Left Congenital Diaphragmatic Hernia without Hernial Sac vs. Left Congenital Diaphragmatic Hernia with Hernial Sac

Left Congenital Diaphragmatic Hernia without Hernial Sac vs. Left Congenital Diaphragmatic Hernia with Hernial Sac

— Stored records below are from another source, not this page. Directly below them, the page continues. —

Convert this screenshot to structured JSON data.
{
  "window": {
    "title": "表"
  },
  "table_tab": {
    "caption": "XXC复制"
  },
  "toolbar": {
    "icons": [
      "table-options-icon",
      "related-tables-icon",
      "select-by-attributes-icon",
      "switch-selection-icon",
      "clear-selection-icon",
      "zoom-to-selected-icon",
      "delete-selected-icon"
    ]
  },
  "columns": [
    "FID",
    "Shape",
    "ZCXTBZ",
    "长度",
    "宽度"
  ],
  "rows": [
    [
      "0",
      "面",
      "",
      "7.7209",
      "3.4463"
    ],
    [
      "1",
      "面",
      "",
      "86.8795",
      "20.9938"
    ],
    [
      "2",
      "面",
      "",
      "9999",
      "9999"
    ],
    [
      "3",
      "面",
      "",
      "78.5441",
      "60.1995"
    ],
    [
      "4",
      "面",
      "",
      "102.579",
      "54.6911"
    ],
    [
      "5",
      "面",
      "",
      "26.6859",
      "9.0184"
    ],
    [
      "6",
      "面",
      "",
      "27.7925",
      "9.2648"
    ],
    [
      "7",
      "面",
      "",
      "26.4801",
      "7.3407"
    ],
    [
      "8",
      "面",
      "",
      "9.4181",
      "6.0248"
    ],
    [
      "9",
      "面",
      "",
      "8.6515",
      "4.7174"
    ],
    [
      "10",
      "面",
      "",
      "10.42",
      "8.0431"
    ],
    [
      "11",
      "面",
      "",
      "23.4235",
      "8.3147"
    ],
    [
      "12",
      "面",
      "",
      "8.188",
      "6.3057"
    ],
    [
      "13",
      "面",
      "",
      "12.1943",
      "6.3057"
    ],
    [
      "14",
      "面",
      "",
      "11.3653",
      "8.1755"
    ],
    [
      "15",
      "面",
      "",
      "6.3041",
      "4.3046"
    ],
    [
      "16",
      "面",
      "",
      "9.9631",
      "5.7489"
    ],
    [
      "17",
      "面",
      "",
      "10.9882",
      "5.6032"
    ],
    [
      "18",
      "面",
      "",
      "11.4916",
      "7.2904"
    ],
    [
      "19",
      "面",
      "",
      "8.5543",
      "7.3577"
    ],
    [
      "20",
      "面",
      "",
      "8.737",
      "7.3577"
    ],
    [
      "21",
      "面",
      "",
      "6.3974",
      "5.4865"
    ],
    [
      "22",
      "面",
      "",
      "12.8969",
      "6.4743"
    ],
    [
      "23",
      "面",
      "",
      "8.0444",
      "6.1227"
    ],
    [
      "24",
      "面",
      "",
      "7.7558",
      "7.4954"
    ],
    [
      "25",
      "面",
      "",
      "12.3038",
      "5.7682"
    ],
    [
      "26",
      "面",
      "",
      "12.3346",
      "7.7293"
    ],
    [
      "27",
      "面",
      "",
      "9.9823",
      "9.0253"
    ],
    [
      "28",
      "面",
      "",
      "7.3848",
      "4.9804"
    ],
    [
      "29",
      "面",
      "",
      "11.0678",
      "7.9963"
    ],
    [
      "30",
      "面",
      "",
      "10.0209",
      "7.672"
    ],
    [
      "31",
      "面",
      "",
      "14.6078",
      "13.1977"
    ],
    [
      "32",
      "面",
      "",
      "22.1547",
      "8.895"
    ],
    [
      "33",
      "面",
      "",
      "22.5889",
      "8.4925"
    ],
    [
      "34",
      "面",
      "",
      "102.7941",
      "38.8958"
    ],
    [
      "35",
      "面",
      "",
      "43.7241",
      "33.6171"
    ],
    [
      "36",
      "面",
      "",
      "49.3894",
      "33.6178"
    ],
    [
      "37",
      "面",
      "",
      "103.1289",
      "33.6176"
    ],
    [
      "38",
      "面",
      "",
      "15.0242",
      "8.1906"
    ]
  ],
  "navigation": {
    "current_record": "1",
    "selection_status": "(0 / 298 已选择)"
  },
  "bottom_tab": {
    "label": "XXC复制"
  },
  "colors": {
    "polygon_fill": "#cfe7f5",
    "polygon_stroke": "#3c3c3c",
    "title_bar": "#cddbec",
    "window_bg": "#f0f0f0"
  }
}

Left picture: The diagnosis is a large congenital (pleuroperitoneal) diaphragmatic hernia (Bochdalek´s hernia). In the back and laterally only a small rim of the edge of the diaphragmatic defect is recognizable. Right picture: Here, the diagnosis is a congenital diaphragmatic hernia, too; but the hernia is not large, and in contrast to the diaphragmatic defect of the contralateral patient, a very large hernial sac is recognizable which has been opened and must be resected prior to closure of the defect. Theoretically, such a diaphragmatic hernia with a hernial sac can be missed at surgery, or in case of a large diaphragmatic defect, misinterpreted as a congenital diaphragmatic eventration. The parenchymatous organ in the depth of the defect is in both cases a hypoplastic lung.

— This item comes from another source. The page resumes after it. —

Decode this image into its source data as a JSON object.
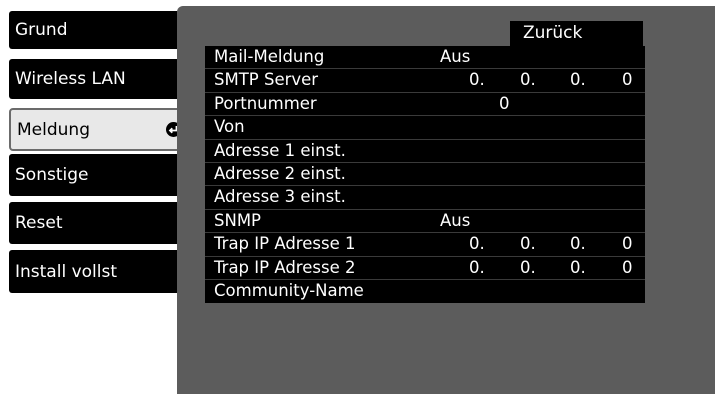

Left picture: Operative findings in a newborn with RDS. On the left side in the picture, loops of small intestine and colon are visible, and on the right side in the picture a large defect in the depth of which some blood and a rudimental parenchymatous organ is recognizable. Right picture: Operative findings in a newborn with an RDS. On the left side some intestinal loops can be seen which have been pulled out of the thoracic cavity. In the depth of the triangular structure which is stretched by forceps a small opening is visible with an allusive parenchymatous organ.